What is needed: What lines below mention the word "labels"? Copy each one.

Material for the task:
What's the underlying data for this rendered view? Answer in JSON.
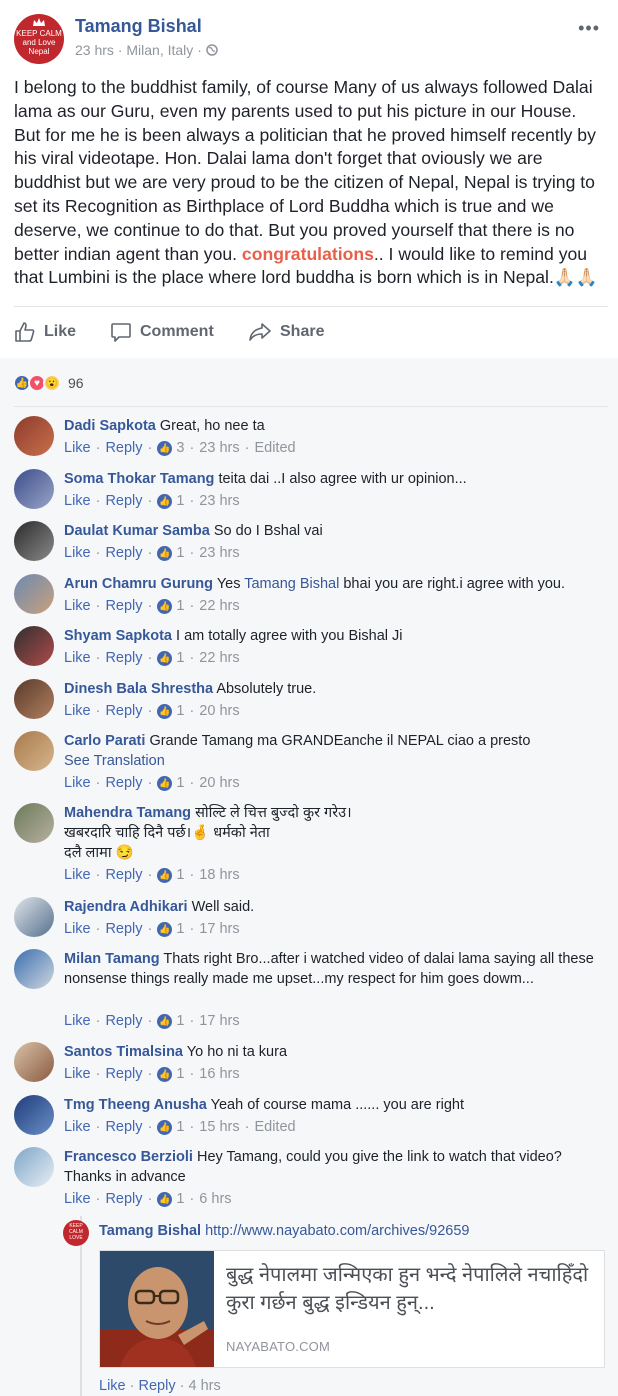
{
  "post": {
    "author": "Tamang Bishal",
    "avatar_text": "KEEP CALM and Love Nepal",
    "time": "23 hrs",
    "location": "Milan, Italy",
    "privacy_icon": "globe-icon",
    "text_before": "I belong to the buddhist family, of course Many of us always followed Dalai lama as our Guru, even my parents used to put his picture in our House. But for me he is been always a politician that he proved himself recently by his viral videotape. Hon. Dalai lama don't forget that oviously we are buddhist but we are very proud to be the citizen of Nepal, Nepal is trying to set its Recognition as Birthplace of Lord Buddha which is true and we deserve, we continue to do that. But you proved yourself that there is no better indian agent than you. ",
    "highlight": "congratulations",
    "text_after": ".. I would like to remind you that Lumbini is the place where lord buddha is born which is in Nepal.",
    "emoji": "🙏🏻🙏🏻"
  },
  "actions": {
    "like": "Like",
    "comment": "Comment",
    "share": "Share"
  },
  "reactions": {
    "count": "96"
  },
  "comments": [
    {
      "name": "Dadi Sapkota",
      "text": "Great, ho nee ta",
      "likes": "3",
      "time": "23 hrs",
      "edited": "Edited"
    },
    {
      "name": "Soma Thokar Tamang",
      "text": "teita dai ..I also agree with ur opinion...",
      "likes": "1",
      "time": "23 hrs"
    },
    {
      "name": "Daulat Kumar Samba",
      "text": "So do I Bshal vai",
      "likes": "1",
      "time": "23 hrs"
    },
    {
      "name": "Arun Chamru Gurung",
      "text_pre": "Yes ",
      "mention": "Tamang Bishal",
      "text": " bhai you are right.i agree with you.",
      "likes": "1",
      "time": "22 hrs"
    },
    {
      "name": "Shyam Sapkota",
      "text": "I am totally agree with you Bishal Ji",
      "likes": "1",
      "time": "22 hrs"
    },
    {
      "name": "Dinesh Bala Shrestha",
      "text": "Absolutely true.",
      "likes": "1",
      "time": "20 hrs"
    },
    {
      "name": "Carlo Parati",
      "text": "Grande Tamang ma GRANDEanche il NEPAL ciao a presto",
      "translate": "See Translation",
      "likes": "1",
      "time": "20 hrs"
    },
    {
      "name": "Mahendra Tamang",
      "text": "सोल्टि ले चित्त बुज्दो कुर गरेउ।",
      "line2": "खबरदारि चाहि दिनै पर्छ।",
      "line2_emoji": "🤞",
      "line2_after": "धर्मको नेता",
      "line3": "दलै लामा",
      "line3_emoji": "😏",
      "likes": "1",
      "time": "18 hrs"
    },
    {
      "name": "Rajendra Adhikari",
      "text": "Well said.",
      "likes": "1",
      "time": "17 hrs"
    },
    {
      "name": "Milan Tamang",
      "text": "Thats right Bro...after i watched video of dalai lama saying all these nonsense things really made me upset...my respect for him goes dowm...",
      "likes": "1",
      "time": "17 hrs"
    },
    {
      "name": "Santos Timalsina",
      "text": "Yo ho ni ta kura",
      "likes": "1",
      "time": "16 hrs"
    },
    {
      "name": "Tmg Theeng Anusha",
      "text": "Yeah of course mama ...... you are right",
      "likes": "1",
      "time": "15 hrs",
      "edited": "Edited"
    },
    {
      "name": "Francesco Berzioli",
      "text": "Hey Tamang, could you give the link to watch that video? Thanks in advance",
      "likes": "1",
      "time": "6 hrs"
    }
  ],
  "labels": {
    "like": "Like",
    "reply": "Reply"
  },
  "reply": {
    "name": "Tamang Bishal",
    "url": "http://www.nayabato.com/archives/92659",
    "preview_title": "बुद्ध नेपालमा जन्मिएका हुन भन्दे नेपालिले नचाहिँदो कुरा गर्छन बुद्ध इन्डियन हुन्...",
    "preview_site": "NAYABATO.COM",
    "time": "4 hrs"
  },
  "colors": {
    "link": "#365899",
    "highlight": "#e9604a",
    "meta": "#90949c",
    "bg_comments": "#f6f7f9"
  }
}
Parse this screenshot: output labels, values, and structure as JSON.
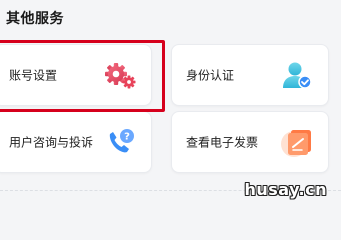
{
  "section": {
    "title": "其他服务"
  },
  "cards": [
    {
      "label": "账号设置",
      "icon": "gear-icon"
    },
    {
      "label": "身份认证",
      "icon": "user-verified-icon"
    },
    {
      "label": "用户咨询与投诉",
      "icon": "phone-help-icon"
    },
    {
      "label": "查看电子发票",
      "icon": "invoice-icon"
    }
  ],
  "watermark": "husay.cn",
  "colors": {
    "accent_red": "#e8435a",
    "highlight_red": "#d6001c",
    "icon_blue": "#3a8ef6",
    "icon_cyan": "#4cc9e8",
    "icon_orange": "#ff7a45"
  }
}
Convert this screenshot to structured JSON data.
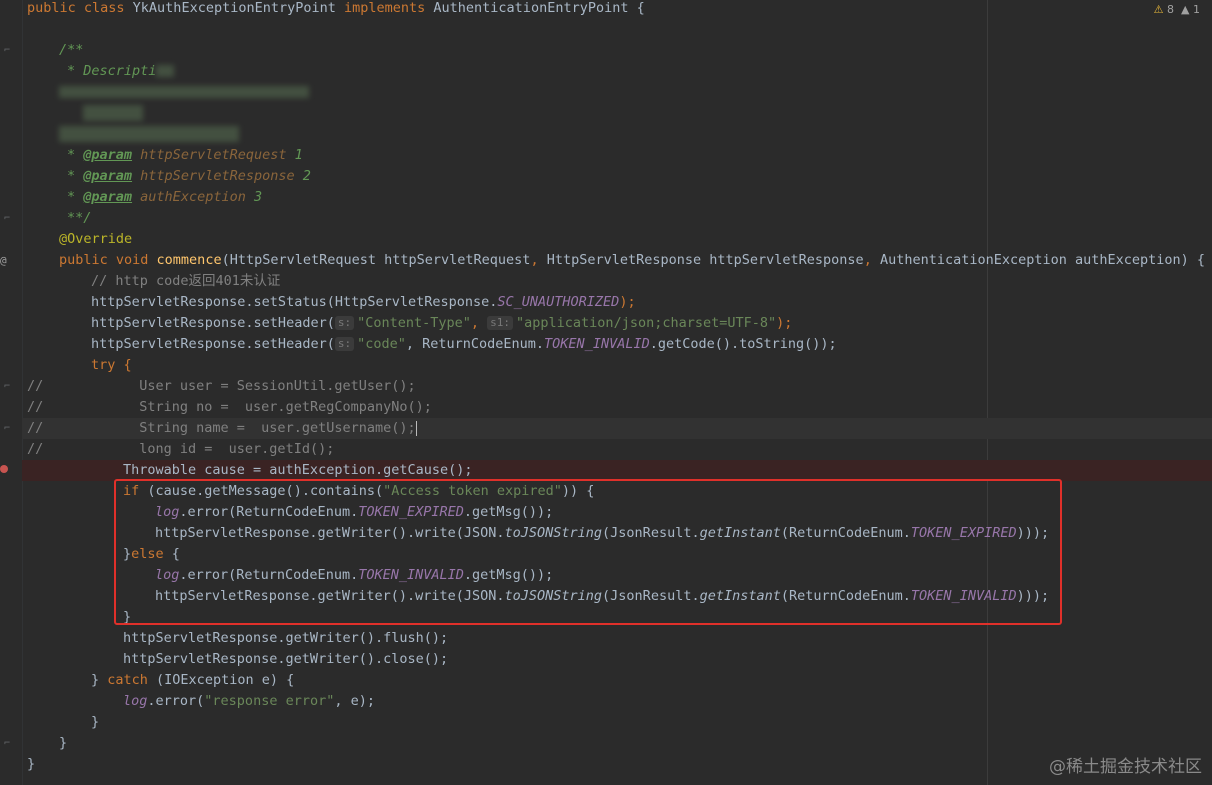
{
  "inspections": {
    "warnings": "8",
    "weak_warnings": "1",
    "warn_symbol": "⚠",
    "weak_symbol": "▲"
  },
  "watermark": "@稀土掘金技术社区",
  "code": {
    "l1": {
      "a": "public class ",
      "b": "YkAuthExceptionEntryPoint ",
      "c": "implements ",
      "d": "AuthenticationEntryPoint {"
    },
    "l2_doc_open": "/**",
    "l3_doc": "* Descripti",
    "param1": {
      "star": "* ",
      "tag": "@param",
      "name": " httpServletRequest",
      "num": " 1"
    },
    "param2": {
      "star": "* ",
      "tag": "@param",
      "name": " httpServletResponse",
      "num": " 2"
    },
    "param3": {
      "star": "* ",
      "tag": "@param",
      "name": " authException",
      "num": " 3"
    },
    "doc_close": "**/",
    "override": "@Override",
    "sig": {
      "a": "public void ",
      "b": "commence",
      "c": "(HttpServletRequest httpServletRequest",
      "d": ", ",
      "e": "HttpServletResponse httpServletResponse",
      "f": ", ",
      "g": "AuthenticationException authException) {"
    },
    "cmt_401": "// http code返回401未认证",
    "set_status": {
      "a": "httpServletResponse.setStatus(HttpServletResponse.",
      "b": "SC_UNAUTHORIZED",
      "c": ");"
    },
    "set_header1": {
      "a": "httpServletResponse.setHeader(",
      "h1": "s:",
      "b": "\"Content-Type\"",
      "c": ", ",
      "h2": "s1:",
      "d": "\"application/json;charset=UTF-8\"",
      "e": ");"
    },
    "set_header2": {
      "a": "httpServletResponse.setHeader(",
      "h1": "s:",
      "b": "\"code\"",
      "c": ", ReturnCodeEnum.",
      "d": "TOKEN_INVALID",
      "e": ".getCode().toString());"
    },
    "try": "try {",
    "c1": {
      "slashes": "//",
      "code": "User user = SessionUtil.getUser();"
    },
    "c2": {
      "slashes": "//",
      "code": "String no =  user.getRegCompanyNo();"
    },
    "c3": {
      "slashes": "//",
      "code": "String name =  user.getUsername();"
    },
    "c4": {
      "slashes": "//",
      "code": "long id =  user.getId();"
    },
    "throwable": "Throwable cause = authException.getCause();",
    "if": {
      "a": "if ",
      "b": "(cause.getMessage().contains(",
      "c": "\"Access token expired\"",
      "d": ")) {"
    },
    "log1": {
      "a": "log",
      "b": ".error(ReturnCodeEnum.",
      "c": "TOKEN_EXPIRED",
      "d": ".getMsg());"
    },
    "write1": {
      "a": "httpServletResponse.getWriter().write(JSON.",
      "b": "toJSONString",
      "c": "(JsonResult.",
      "d": "getInstant",
      "e": "(ReturnCodeEnum.",
      "f": "TOKEN_EXPIRED",
      "g": ")));"
    },
    "else": {
      "a": "}",
      "b": "else ",
      "c": "{"
    },
    "log2": {
      "a": "log",
      "b": ".error(ReturnCodeEnum.",
      "c": "TOKEN_INVALID",
      "d": ".getMsg());"
    },
    "write2": {
      "a": "httpServletResponse.getWriter().write(JSON.",
      "b": "toJSONString",
      "c": "(JsonResult.",
      "d": "getInstant",
      "e": "(ReturnCodeEnum.",
      "f": "TOKEN_INVALID",
      "g": ")));"
    },
    "close_brace": "}",
    "flush": "httpServletResponse.getWriter().flush();",
    "close": "httpServletResponse.getWriter().close();",
    "catch": {
      "a": "} ",
      "b": "catch ",
      "c": "(IOException e) {"
    },
    "log3": {
      "a": "log",
      "b": ".error(",
      "c": "\"response error\"",
      "d": ", e);"
    },
    "cb1": "}",
    "cb2": "}",
    "cb3": "}"
  }
}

Exercise output:
  "labels": {
Parse this screenshot: output labels, values, and structure as JSON.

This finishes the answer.